Harare — A Zimbabwean court has acquitted seven labour union leaders accused of participating in anti-government protests late last year.
Leaders of the Zimbabwe Congress of Trade Unions (ZCTU), including its president, Peter Mutasa, were on trial after police arrested and charged them with committing public violence in October.
Police accused them of allegedly participating in a gathering with intent to promote public violence, breaches of peace or bigotry.
Harare Magistrate, Rumbidzai Mugwagwa, has quashed the charges, ruling that the state failed to establish that any offence was committed.
She ruled the Zimbabwe Republic Police (ZRP) officers who testified as witnesses during the trial had confirmed that demonstrations were legal in terms of the constitution.
Zimbabwe Lawyers for Human Rights represented the union leaders.
Their acquittal comes months after another round of anti-government protests left at least 12 civilians dead.
The deaths are blamed on state security forces who have a history of a brutal crackdown on protesters.
Zimbabwe is enduring harsh economic problems that have agitated the citizenry.
The economic hardships were behind the formation of the opposition Movement for Democratic Change (MDC) 20 years ago by the then leaders of the ZCTU.
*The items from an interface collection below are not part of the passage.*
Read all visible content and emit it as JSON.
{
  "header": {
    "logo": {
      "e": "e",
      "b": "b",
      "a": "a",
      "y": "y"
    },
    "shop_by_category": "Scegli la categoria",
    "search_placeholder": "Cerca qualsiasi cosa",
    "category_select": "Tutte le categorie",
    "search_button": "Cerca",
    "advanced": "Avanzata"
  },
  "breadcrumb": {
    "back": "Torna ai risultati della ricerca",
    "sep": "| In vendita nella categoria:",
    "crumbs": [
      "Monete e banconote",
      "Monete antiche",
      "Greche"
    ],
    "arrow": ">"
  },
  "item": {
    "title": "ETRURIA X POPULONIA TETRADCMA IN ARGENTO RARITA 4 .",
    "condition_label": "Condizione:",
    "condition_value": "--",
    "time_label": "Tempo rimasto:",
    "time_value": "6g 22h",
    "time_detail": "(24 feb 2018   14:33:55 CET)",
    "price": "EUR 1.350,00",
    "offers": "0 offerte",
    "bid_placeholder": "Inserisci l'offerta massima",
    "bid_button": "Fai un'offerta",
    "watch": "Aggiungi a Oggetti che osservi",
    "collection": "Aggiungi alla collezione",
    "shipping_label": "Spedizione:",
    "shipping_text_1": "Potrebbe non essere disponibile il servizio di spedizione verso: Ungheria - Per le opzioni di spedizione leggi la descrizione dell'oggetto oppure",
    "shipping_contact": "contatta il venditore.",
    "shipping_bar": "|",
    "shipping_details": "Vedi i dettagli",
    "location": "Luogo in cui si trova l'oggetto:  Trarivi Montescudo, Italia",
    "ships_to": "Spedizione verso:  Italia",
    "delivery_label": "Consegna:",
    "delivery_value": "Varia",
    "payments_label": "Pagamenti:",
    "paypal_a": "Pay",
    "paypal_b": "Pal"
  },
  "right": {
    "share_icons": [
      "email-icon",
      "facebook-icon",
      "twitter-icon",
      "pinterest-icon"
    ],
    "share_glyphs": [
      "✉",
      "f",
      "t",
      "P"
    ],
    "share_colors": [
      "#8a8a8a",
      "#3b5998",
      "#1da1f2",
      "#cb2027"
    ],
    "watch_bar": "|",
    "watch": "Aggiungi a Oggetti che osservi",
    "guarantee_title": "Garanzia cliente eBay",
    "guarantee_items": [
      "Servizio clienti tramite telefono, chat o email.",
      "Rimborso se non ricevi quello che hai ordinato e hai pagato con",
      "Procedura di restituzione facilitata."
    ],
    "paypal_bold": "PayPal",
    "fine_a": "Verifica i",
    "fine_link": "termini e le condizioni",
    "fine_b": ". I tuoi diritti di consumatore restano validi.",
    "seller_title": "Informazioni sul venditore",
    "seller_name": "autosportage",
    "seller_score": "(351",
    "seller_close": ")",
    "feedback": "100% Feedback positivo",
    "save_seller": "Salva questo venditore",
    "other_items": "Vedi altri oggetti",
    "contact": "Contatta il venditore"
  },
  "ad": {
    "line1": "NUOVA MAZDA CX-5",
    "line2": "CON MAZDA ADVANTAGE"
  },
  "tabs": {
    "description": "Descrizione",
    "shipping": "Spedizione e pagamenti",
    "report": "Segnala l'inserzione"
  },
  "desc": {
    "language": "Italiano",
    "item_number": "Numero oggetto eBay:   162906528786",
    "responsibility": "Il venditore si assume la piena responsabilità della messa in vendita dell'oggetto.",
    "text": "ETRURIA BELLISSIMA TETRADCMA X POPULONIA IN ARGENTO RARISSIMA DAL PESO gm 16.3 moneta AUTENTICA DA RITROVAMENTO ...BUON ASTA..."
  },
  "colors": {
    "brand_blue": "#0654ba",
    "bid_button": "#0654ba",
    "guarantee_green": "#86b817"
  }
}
Morgan Tsvangirai (now late), who was the ZCTU secretary general, was the MDC founding president.